News and information from our partners

Affordable housing group hopes to build as early as 2017

“There is not enough housing in Idaho County..."

Marshall Hickman with Affordable Housing Foundation presents some facts at the April 28 Grangeville Chamber of Commerce Quarterly meeting.

Photo by Lorie Palmer
Marshall Hickman with Affordable Housing Foundation presents some facts at the April 28 Grangeville Chamber of Commerce Quarterly meeting.

— After more than a year of planning and discussions, the Affordable Housing Foundation (AHF) is planning to take action to help secure reasonably priced accommodations in the area.

Emily Johnson Musick of United Country Real Estate in Grangeville spoke about the group to the Grangeville Chamber of Commerce participants at the quarterly meeting April 28.

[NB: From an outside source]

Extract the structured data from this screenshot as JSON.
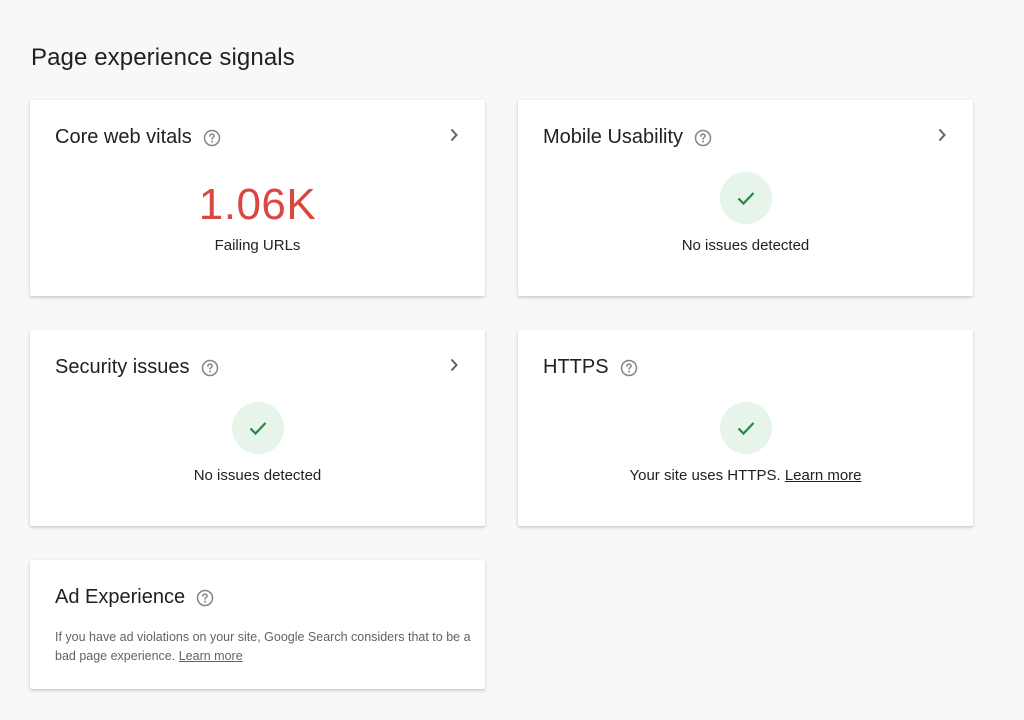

The board includes Musick, Earl Musick, Rick Musick, Marshall Hickman, Kurt Lothspeich of Gortsema Motors, Ken Lefsaker with Grangeville Builders, Lance and Eve McCulloch of The Gym, and Kim Bakie with Pine Tree Community Credit Union (PTCCU). They are also working in partnership with Dan Goehring of PTCCC and Raj Chahal of The Depot.

The mission statement of the group is “to promote affordable housing within the community. To keep and attract a viable workforce for the continual growth of jobs, industrial, manufacturing, logging, retail, healthcare, education and professional services.”

“There is not enough housing in Idaho County and specifically in the Grangeville area,” Emily said. “We are losing people, good employees, and potential business opportunities because of this.”

She stated that 62 percent of houses in Idaho County have been built prior to 1970 and that in 2005, only 4 percent of all houses were new.

“Turnover rate is very low and the average house for sale in Grangeville is 25 years or older,” she said.

The AHF board has pinpointed the types of housing needed are single family homes at $145,000 or less, 62 and older senior housing and multi-unit apartment buildings.

“Land is expensive here and the costs to build a home are astronomical compared to other places,” Emily said.

Chahal has agreed to sell up to 80 acres at 20 percent below the going rate to provide land for housing. He owns land on U.S. Highway 95 behind King’s. This price stipulation is part of a grant process the AFHG will work on as soon as enough seed money is raised to start. Seed money needed is $10,000 as an overseer and grant writer must be a paid position in order to ensure the process is completed correctly. It will also pay for Internet and office items that are needed to pursue the grants.

“The money is there and the federal government wants to give it to a rural area with growth potential such as Grangeville has,” she said. “We just have to have our ducks in a row to get it going for this round, which starts this summer.”

So far, $2,000 has been donated to the project and if the remainder — $8,000 – can be raised, the grant process will begin in June with plans to break ground in early 2017.

“I have several rentals and I continually have people calling me and asking for houses,” said Lance McColloch. “There just isn’t anything.” He said as part of Grangeville Planning and Zoning he knows the need, as well, and hopes the Grangeville City Council will get on board with the plan to start creating affordable housing.

Lothspeich said Gortsema’s recently lost an employee due to lack of housing and Lefsaker agreed few new houses are being built.

Rick Musick said he hopes to provide housing that will encourage businesses to come to Grangeville and create choices for local consumers.

“The best way for current businesses to stay in business is to have more stores open which will allow people to have more choices here and stay in town to shop,” he said.

It was discussed that local businesses as well as potential companies do not have the workforce they need here, but cannot have that workforce when there is nowhere for them to live.

“We want to attract businesses, which in turn will allow our kids to come back here and work,” Earl Musick said. “We want those talented young people to stay here or come back after college.”

It was stated housing is a problem for some of the larger businesses such as Syringa Hospital, the Forest Service, the mill and Advanced Welding.

“They have employees who want to live in Grangeville but cannot find anything,” Earl said. “People will eventually leave if they cannot houses their families.”

Those who wish to help with seed money for local affordable housing can talk to Emily Musick Johnson, 323 W. Main Street, Grangeville, 983-0069, AHFG is in the process of acquiring its own 501(c)3 status but is currently under the umbrella of another organization.


Use the comment form below to begin a discussion about this content.

Sign in to comment


Information from the Free-Press and our advertisers (Want to add your business to this to this feed?)